Over the past twenty years I have been researching aspects of early cinema in libraries and archives in the UK and elsewhere. In preparation for the ‘Origins of Cinema in Asia’ conference, which took place over the past two days, I had a rummage through my unsorted material, and rediscovered an especially interesting article from the Journal of the Photographic Society of India of July 1896. In this article the editor tells us that, while projected cinema shows were by then an established fact, he had seen moving pictures of a different kind in India some months earlier:
‘I had an opportunity last cold weather of viewing Edison’s kinetescope [sic] in Calcutta.

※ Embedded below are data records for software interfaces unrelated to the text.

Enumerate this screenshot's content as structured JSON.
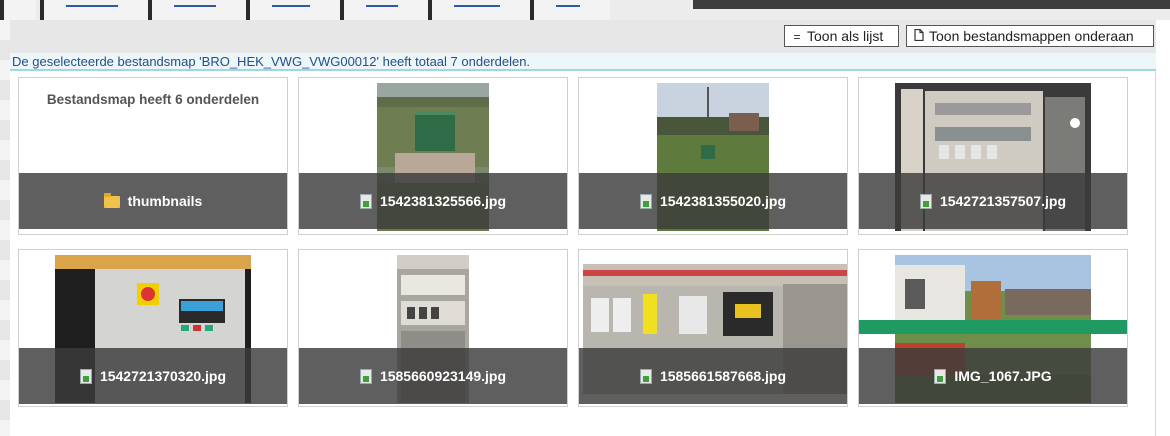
{
  "toolbar": {
    "list_label": "Toon als lijst",
    "list_icon": "list-icon",
    "folders_label": "Toon bestandsmappen onderaan",
    "folders_icon": "document-icon"
  },
  "info": {
    "message": "De geselecteerde bestandsmap 'BRO_HEK_VWG_VWG00012' heeft totaal 7 onderdelen."
  },
  "folder_tile": {
    "title": "Bestandsmap heeft 6 onderdelen",
    "folder_name": "thumbnails",
    "icon": "folder-icon"
  },
  "files": [
    {
      "name": "1542381325566.jpg",
      "icon": "image-file-icon"
    },
    {
      "name": "1542381355020.jpg",
      "icon": "image-file-icon"
    },
    {
      "name": "1542721357507.jpg",
      "icon": "image-file-icon"
    },
    {
      "name": "1542721370320.jpg",
      "icon": "image-file-icon"
    },
    {
      "name": "1585660923149.jpg",
      "icon": "image-file-icon"
    },
    {
      "name": "1585661587668.jpg",
      "icon": "image-file-icon"
    },
    {
      "name": "IMG_1067.JPG",
      "icon": "image-file-icon"
    }
  ]
}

It was certainly extraordinary… But the pictures were too small, and the duration of the scene too short, to altogether satisfy me. Looking down through an object glass into a breast-high box one was first conscious of a whirring sound, then a sparking light, and presently a picture about 2” square appeared […] The scene was stirring enough in all conscience, and I gathered that it took a continuous chain or band of 1,400 celluloid positives to represent it. This band ran under an illuminated screen below which was an electric lamp – and to bring out the scene required a special camera invented by Edison.’ [He describes the film that he saw: a staged incident of a rescue of people from a fire.]
Although the writer does not mention the date when he saw this film in the peepshow Kinetoscope, he does state that it was, ‘last cold weather’, which would suggest the months at the turn of 1895 to 1896. Let us recall that the first film projection took place in India on 7 July 1896 at Watson’s Hotel in Bombay – indeed, this was the first film projection in Asia we believe. So this writer’s viewing of the Kinetoscope pre-dates India’s first film projection by several months, and therefore this is apparently the first appearance of moving pictures in India, and perhaps in Asia as a whole. (Although the Kinetoscope was seen in America, Europe and Australia in 1895, in Asia, apart from India, it was only introduced from later in 1896 – in Japan and Singapore).
Perhaps my historian colleagues in India – tireless researchers such as P.K. Nair – might already know about this appearance of the Kinetoscope in India in the winter of 1895/96. All I can say is that I have never seen this ‘first’ appearance mentioned in print histories of Indian cinema. And this suggests to me that many other important facts about early cinema in this region might remain undiscovered.
There is still much terra incognita when it comes to early film history, and still much to be learned about the dissemination of films and the means to exhibit them across the globe in the 1890s. The first film entrepreneurs saw the reach of their product in global terms – we as scholars should do so too. Certainly it would seem more work needs to be done to track the worldwide spread of the Edison Kinetoscope, to understand it as an international business phenomenon, and to pursue its many paths of influence.